There are three things I am comfortable saying about comedy. The rest I’m waiting to be paid to write about.
1) Being good on stage requires practice, in particular, practice in front of an audience.
2) I love shit that makes men (especially straight white men) scared. (But they won’t call it ‘scared’ ‘cause you know, ‘I’m not some pussy faggot bitch who’s threatened by a joke lol’).
3) Comedy in Melbourne only gives practice to people who won’t scare those boys.
This ends you with a scene where a potentially incredible comic like the character of Philly May doesn’t get the practice needed to be 100% amazing at her craft.
Philly May made me laugh so hard that, as I left, I felt like I’d just completed an intense session of core exercise.
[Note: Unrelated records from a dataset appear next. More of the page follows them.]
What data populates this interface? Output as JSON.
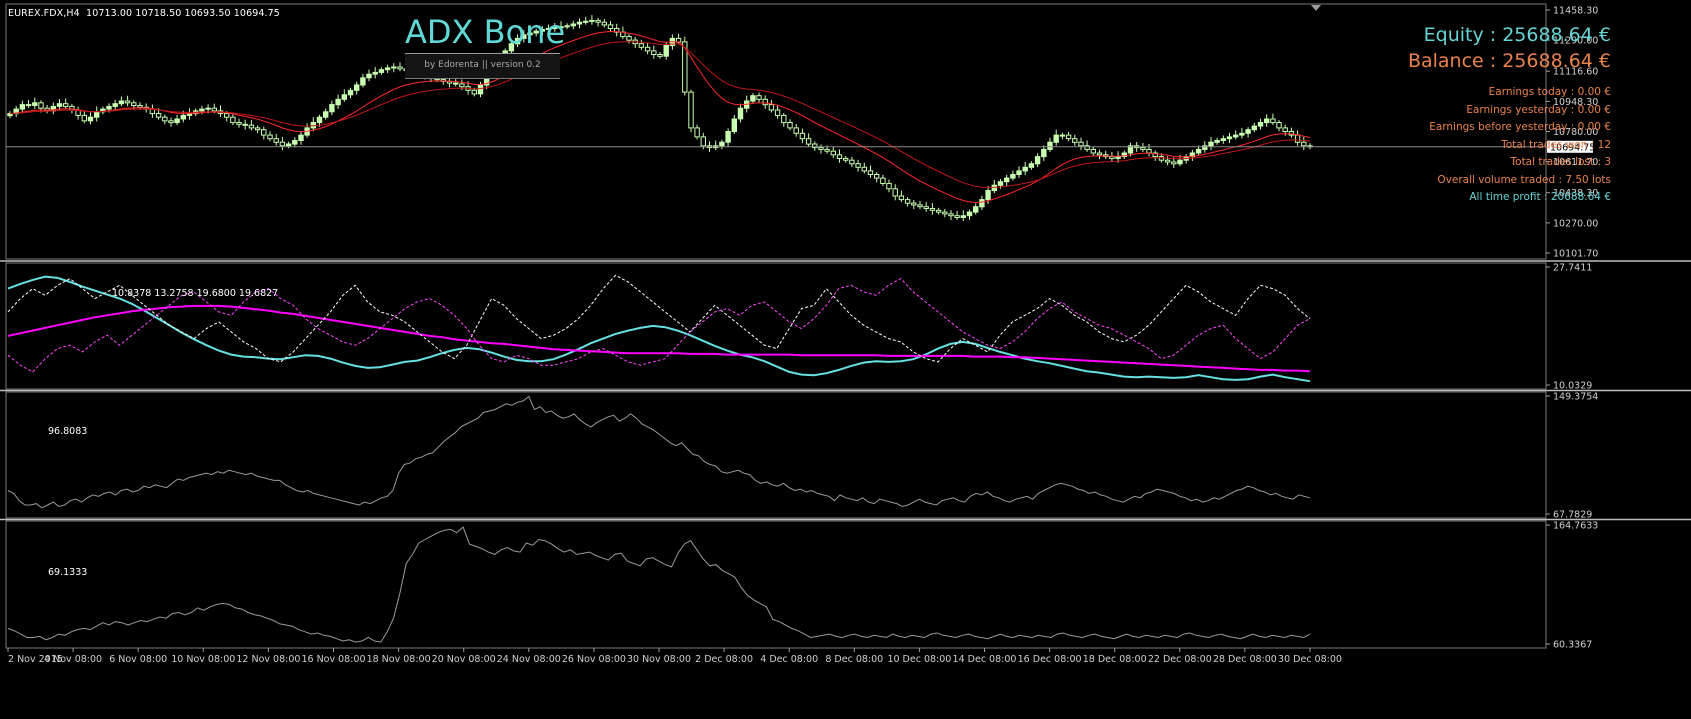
{
  "chart_header": {
    "symbol_label": "EUREX.FDX,H4",
    "ohlc": "10713.00 10718.50 10693.50 10694.75"
  },
  "indicator_panel": {
    "title": "ADX Bone",
    "subtitle": "by Edorenta || version 0.2"
  },
  "account_stats": {
    "equity": "Equity : 25688.64 €",
    "balance": "Balance : 25688.64 €",
    "lines": [
      "Earnings today : 0.00 €",
      "Earnings yesterday : 0.00 €",
      "Earnings before yesterday : 0.00 €",
      "Total trades won : 12",
      "Total trades lost : 3",
      "Overall volume traded : 7.50 lots"
    ],
    "profit": "All time profit : 20688.64 €"
  },
  "colors": {
    "background": "#000000",
    "candle_bull": "#c8ffb0",
    "candle_bear": "#c8ffb0",
    "ma_fast": "#ff2a2a",
    "ma_slow": "#c01818",
    "adx": "#66e0e0",
    "adx_ma": "#ff00ff",
    "di_plus": "#ffffff",
    "di_minus": "#ff44ff",
    "sub_line": "#9a9a9a",
    "grid_border": "#7a7a7a",
    "stat_orange": "#e8834a",
    "stat_cyan": "#66d4d4"
  },
  "chart_data": [
    {
      "type": "candlestick",
      "name": "EUREX.FDX,H4",
      "ylim": [
        10101.7,
        11458.3
      ],
      "y_ticks": [
        "11458.30",
        "11290.00",
        "11116.60",
        "10948.30",
        "10780.00",
        "10611.70",
        "10438.30",
        "10270.00",
        "10101.70"
      ],
      "current_price": "10694.75",
      "close": [
        10880,
        10905,
        10930,
        10925,
        10940,
        10910,
        10895,
        10920,
        10935,
        10920,
        10900,
        10870,
        10840,
        10860,
        10890,
        10905,
        10920,
        10935,
        10950,
        10940,
        10925,
        10915,
        10905,
        10880,
        10860,
        10840,
        10830,
        10850,
        10870,
        10880,
        10895,
        10905,
        10910,
        10895,
        10880,
        10860,
        10830,
        10820,
        10815,
        10800,
        10790,
        10760,
        10740,
        10720,
        10700,
        10710,
        10730,
        10760,
        10800,
        10830,
        10860,
        10890,
        10930,
        10960,
        10985,
        11010,
        11040,
        11080,
        11100,
        11110,
        11125,
        11135,
        11140,
        11130,
        11120,
        11110,
        11100,
        11090,
        11080,
        11070,
        11060,
        11050,
        11045,
        11030,
        11010,
        10990,
        11040,
        11090,
        11140,
        11190,
        11230,
        11270,
        11300,
        11320,
        11330,
        11340,
        11350,
        11355,
        11360,
        11365,
        11370,
        11380,
        11390,
        11395,
        11400,
        11390,
        11375,
        11355,
        11335,
        11310,
        11290,
        11270,
        11250,
        11230,
        11210,
        11200,
        11260,
        11300,
        11280,
        11000,
        10800,
        10750,
        10700,
        10690,
        10700,
        10720,
        10780,
        10850,
        10910,
        10950,
        10980,
        10960,
        10930,
        10900,
        10870,
        10830,
        10800,
        10770,
        10740,
        10710,
        10690,
        10680,
        10670,
        10650,
        10630,
        10620,
        10600,
        10580,
        10560,
        10540,
        10520,
        10490,
        10460,
        10420,
        10400,
        10380,
        10370,
        10360,
        10350,
        10340,
        10330,
        10320,
        10310,
        10300,
        10310,
        10330,
        10360,
        10400,
        10450,
        10480,
        10500,
        10520,
        10540,
        10560,
        10580,
        10600,
        10640,
        10680,
        10720,
        10760,
        10760,
        10740,
        10720,
        10700,
        10680,
        10660,
        10650,
        10640,
        10630,
        10640,
        10660,
        10700,
        10690,
        10680,
        10660,
        10640,
        10620,
        10610,
        10600,
        10620,
        10640,
        10660,
        10680,
        10700,
        10720,
        10730,
        10740,
        10750,
        10760,
        10770,
        10790,
        10810,
        10830,
        10850,
        10830,
        10800,
        10780,
        10760,
        10720,
        10700,
        10695
      ]
    },
    {
      "type": "line",
      "name": "ADX subwindow",
      "readout": "10.8378 13.2758 19.6800 19.6827",
      "ylim": [
        10.0329,
        27.7411
      ],
      "y_ticks": [
        "27.7411",
        "10.0329"
      ],
      "series": [
        {
          "role": "adx",
          "values": [
            24.5,
            25.2,
            25.8,
            26.3,
            26.1,
            25.5,
            24.8,
            24.2,
            23.6,
            23.0,
            22.2,
            21.2,
            20.1,
            19.0,
            17.9,
            16.9,
            16.0,
            15.2,
            14.6,
            14.3,
            14.2,
            14.0,
            13.9,
            14.2,
            14.5,
            14.4,
            14.0,
            13.4,
            12.9,
            12.6,
            12.7,
            13.1,
            13.5,
            13.7,
            14.2,
            14.8,
            15.3,
            15.6,
            15.4,
            14.9,
            14.3,
            13.8,
            13.6,
            13.6,
            13.9,
            14.6,
            15.4,
            16.3,
            17.0,
            17.7,
            18.2,
            18.6,
            18.9,
            18.7,
            18.2,
            17.5,
            16.7,
            15.9,
            15.2,
            14.6,
            14.2,
            13.6,
            12.8,
            12.0,
            11.6,
            11.5,
            11.8,
            12.3,
            12.9,
            13.4,
            13.6,
            13.5,
            13.6,
            13.9,
            14.6,
            15.5,
            16.2,
            16.5,
            16.2,
            15.6,
            15.0,
            14.5,
            14.0,
            13.6,
            13.3,
            12.9,
            12.5,
            12.1,
            11.9,
            11.6,
            11.3,
            11.2,
            11.3,
            11.2,
            11.1,
            11.2,
            11.5,
            11.2,
            10.9,
            10.8,
            10.9,
            11.3,
            11.6,
            11.2,
            10.9,
            10.6
          ]
        },
        {
          "role": "adx_ma",
          "values": [
            17.4,
            17.8,
            18.2,
            18.6,
            19.0,
            19.4,
            19.8,
            20.2,
            20.5,
            20.8,
            21.1,
            21.3,
            21.5,
            21.7,
            21.8,
            21.9,
            21.9,
            21.9,
            21.8,
            21.6,
            21.4,
            21.2,
            20.9,
            20.7,
            20.4,
            20.1,
            19.8,
            19.5,
            19.2,
            18.9,
            18.6,
            18.3,
            18.0,
            17.7,
            17.4,
            17.2,
            16.9,
            16.7,
            16.5,
            16.3,
            16.2,
            16.0,
            15.8,
            15.6,
            15.4,
            15.3,
            15.2,
            15.1,
            15.0,
            14.9,
            14.8,
            14.8,
            14.8,
            14.8,
            14.8,
            14.7,
            14.7,
            14.7,
            14.6,
            14.6,
            14.6,
            14.6,
            14.6,
            14.6,
            14.5,
            14.5,
            14.5,
            14.5,
            14.5,
            14.5,
            14.5,
            14.4,
            14.4,
            14.4,
            14.4,
            14.4,
            14.4,
            14.4,
            14.3,
            14.3,
            14.3,
            14.2,
            14.2,
            14.1,
            14.0,
            13.9,
            13.8,
            13.7,
            13.6,
            13.5,
            13.4,
            13.3,
            13.2,
            13.1,
            13.0,
            12.9,
            12.8,
            12.7,
            12.6,
            12.5,
            12.4,
            12.3,
            12.3,
            12.2,
            12.2,
            12.1
          ]
        },
        {
          "role": "di_plus",
          "values": [
            21.0,
            23.0,
            24.5,
            23.5,
            25.0,
            26.0,
            24.5,
            23.0,
            24.0,
            25.0,
            23.5,
            22.0,
            20.5,
            19.0,
            18.0,
            17.0,
            18.5,
            19.5,
            18.0,
            16.5,
            15.5,
            14.0,
            13.5,
            15.0,
            17.0,
            19.0,
            21.0,
            23.5,
            25.0,
            22.5,
            21.0,
            20.5,
            19.5,
            18.0,
            16.5,
            15.0,
            14.0,
            16.0,
            19.5,
            23.0,
            22.0,
            20.0,
            18.5,
            17.0,
            17.5,
            18.5,
            20.0,
            22.0,
            24.5,
            26.5,
            25.5,
            24.0,
            22.5,
            21.0,
            19.5,
            18.0,
            20.0,
            22.0,
            20.5,
            19.0,
            17.5,
            16.0,
            15.5,
            18.5,
            21.5,
            22.0,
            24.5,
            22.5,
            20.5,
            19.0,
            18.0,
            17.0,
            16.5,
            15.0,
            14.0,
            13.5,
            15.5,
            17.0,
            16.0,
            15.0,
            17.5,
            19.5,
            20.5,
            21.5,
            23.0,
            22.0,
            20.5,
            19.5,
            18.0,
            17.0,
            16.5,
            17.5,
            19.0,
            21.0,
            23.0,
            25.0,
            24.0,
            22.5,
            21.5,
            20.5,
            23.0,
            25.0,
            24.5,
            23.5,
            21.5,
            20.0
          ]
        },
        {
          "role": "di_minus",
          "values": [
            14.5,
            13.0,
            12.0,
            14.0,
            15.5,
            16.0,
            15.0,
            16.5,
            17.5,
            16.0,
            17.5,
            19.0,
            20.5,
            22.0,
            23.5,
            24.0,
            22.5,
            21.0,
            20.5,
            22.5,
            24.0,
            24.5,
            23.0,
            22.0,
            20.0,
            18.5,
            17.5,
            16.5,
            16.0,
            17.0,
            18.5,
            20.0,
            21.5,
            22.5,
            23.0,
            22.0,
            20.5,
            18.5,
            16.0,
            14.0,
            13.5,
            14.5,
            14.0,
            13.0,
            13.0,
            13.5,
            14.0,
            15.0,
            15.5,
            14.5,
            13.5,
            13.0,
            13.5,
            14.0,
            16.0,
            18.0,
            19.5,
            21.0,
            21.5,
            20.5,
            22.0,
            22.5,
            21.0,
            19.5,
            18.5,
            20.0,
            22.0,
            24.5,
            25.0,
            24.0,
            23.5,
            25.0,
            26.0,
            24.0,
            22.5,
            21.0,
            19.5,
            18.0,
            17.0,
            16.0,
            15.5,
            16.5,
            18.0,
            20.0,
            21.5,
            22.5,
            21.0,
            20.0,
            19.0,
            18.5,
            17.5,
            16.5,
            15.5,
            14.0,
            14.5,
            16.0,
            17.5,
            18.5,
            19.0,
            17.0,
            15.5,
            14.0,
            15.0,
            17.0,
            19.0,
            20.0
          ]
        }
      ]
    },
    {
      "type": "line",
      "name": "subwindow 2",
      "readout": "96.8083",
      "ylim": [
        67.7829,
        149.3754
      ],
      "y_ticks": [
        "149.3754",
        "67.7829"
      ],
      "values": [
        84,
        82,
        77,
        74,
        74,
        75,
        72,
        74,
        76,
        73,
        74,
        77,
        78,
        76,
        79,
        81,
        80,
        82,
        83,
        81,
        84,
        85,
        83,
        84,
        87,
        86,
        88,
        87,
        86,
        89,
        92,
        91,
        93,
        94,
        95,
        96,
        95,
        97,
        96,
        98,
        97,
        96,
        95,
        96,
        94,
        93,
        92,
        91,
        91,
        88,
        86,
        84,
        83,
        84,
        82,
        81,
        80,
        79,
        78,
        77,
        76,
        75,
        74,
        76,
        75,
        77,
        79,
        80,
        84,
        96,
        102,
        103,
        106,
        107,
        109,
        110,
        114,
        118,
        121,
        124,
        128,
        130,
        132,
        134,
        138,
        139,
        140,
        142,
        144,
        143,
        145,
        146,
        149,
        140,
        142,
        138,
        139,
        136,
        134,
        135,
        137,
        133,
        130,
        128,
        131,
        133,
        135,
        136,
        132,
        134,
        137,
        134,
        130,
        128,
        126,
        123,
        120,
        117,
        115,
        117,
        113,
        109,
        108,
        104,
        102,
        101,
        97,
        96,
        97,
        98,
        96,
        95,
        91,
        89,
        90,
        88,
        87,
        89,
        86,
        84,
        85,
        83,
        84,
        82,
        81,
        80,
        77,
        81,
        79,
        78,
        77,
        79,
        76,
        75,
        78,
        77,
        76,
        75,
        73,
        74,
        76,
        78,
        76,
        75,
        74,
        77,
        78,
        79,
        77,
        76,
        80,
        82,
        81,
        83,
        80,
        79,
        77,
        76,
        78,
        79,
        80,
        78,
        82,
        84,
        86,
        88,
        89,
        88,
        87,
        85,
        84,
        82,
        83,
        81,
        80,
        78,
        77,
        76,
        78,
        80,
        79,
        82,
        83,
        85,
        84,
        83,
        82,
        80,
        79,
        77,
        78,
        76,
        77,
        79,
        78,
        80,
        82,
        84,
        85,
        87,
        86,
        84,
        83,
        81,
        82,
        80,
        79,
        78,
        81,
        80,
        79
      ]
    },
    {
      "type": "line",
      "name": "subwindow 3",
      "readout": "69.1333",
      "ylim": [
        60.3367,
        164.7633
      ],
      "y_ticks": [
        "164.7633",
        "60.3367"
      ],
      "values": [
        74,
        72,
        69,
        66,
        66,
        67,
        64,
        66,
        69,
        68,
        71,
        73,
        74,
        73,
        76,
        79,
        77,
        80,
        79,
        77,
        79,
        81,
        80,
        82,
        84,
        83,
        87,
        88,
        86,
        88,
        92,
        90,
        93,
        95,
        96,
        95,
        92,
        91,
        88,
        86,
        85,
        83,
        81,
        78,
        77,
        76,
        73,
        71,
        69,
        70,
        68,
        67,
        65,
        63,
        64,
        62,
        63,
        66,
        63,
        62,
        71,
        83,
        105,
        131,
        139,
        149,
        152,
        155,
        158,
        160,
        161,
        158,
        163,
        148,
        146,
        144,
        141,
        139,
        143,
        145,
        142,
        141,
        149,
        147,
        152,
        151,
        148,
        144,
        141,
        143,
        139,
        140,
        141,
        138,
        136,
        134,
        139,
        140,
        133,
        131,
        129,
        135,
        136,
        133,
        130,
        128,
        140,
        148,
        151,
        143,
        135,
        129,
        130,
        125,
        122,
        119,
        110,
        103,
        99,
        96,
        93,
        82,
        80,
        77,
        74,
        72,
        69,
        66,
        67,
        68,
        69,
        67,
        66,
        68,
        69,
        67,
        66,
        68,
        67,
        66,
        69,
        67,
        66,
        68,
        67,
        66,
        69,
        70,
        68,
        67,
        66,
        68,
        69,
        67,
        66,
        65,
        67,
        69,
        67,
        66,
        68,
        67,
        66,
        68,
        67,
        66,
        69,
        70,
        68,
        67,
        66,
        68,
        69,
        67,
        66,
        65,
        67,
        69,
        67,
        66,
        68,
        67,
        66,
        68,
        67,
        66,
        69,
        70,
        68,
        67,
        66,
        68,
        69,
        67,
        66,
        65,
        67,
        69,
        67,
        66,
        68,
        67,
        66,
        68,
        67,
        66,
        69
      ]
    }
  ],
  "time_axis": [
    "2 Nov 2015",
    "4 Nov 08:00",
    "6 Nov 08:00",
    "10 Nov 08:00",
    "12 Nov 08:00",
    "16 Nov 08:00",
    "18 Nov 08:00",
    "20 Nov 08:00",
    "24 Nov 08:00",
    "26 Nov 08:00",
    "30 Nov 08:00",
    "2 Dec 08:00",
    "4 Dec 08:00",
    "8 Dec 08:00",
    "10 Dec 08:00",
    "14 Dec 08:00",
    "16 Dec 08:00",
    "18 Dec 08:00",
    "22 Dec 08:00",
    "28 Dec 08:00",
    "30 Dec 08:00"
  ]
}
The character fits your 1950s Betty Crocker-meets-All About Eve-era-Bette Davis trope. It’s 2015, everything’s a stereotype, whatever – is it done well? Is there a twist? Yes. This has a demonic level of darkness that I’d like to see extended. Surely being the most famous woman in the world requires selling your soul, yes?
The execution of a show requires a suitable venue. In Madame Brussels, The Philly May Show has one. The tickets are expensive, but so are the drinks and – I’m guessing – the venue hire. So when I give a nuanced and conditional recommendation that you totally should see the show I’m saying make a night of it, never get your hopes/hype high enough to be disappointed. And take a straight white boy to scare (and watch his humourless scoffs).
There are lots of good and funny and dark things about this. There were wonderful audio visual projections and non-cliched ‘spice’ used on stage. For lack of a better word, it was cool.
The flaws of the show come with those things that need refining and probably haven’t been given the chance to be practiced enough with an audience. But they’re not too frequent and the good far outweighs the bad.
In short, The Philly May Show made my guts hurt. In a nice way.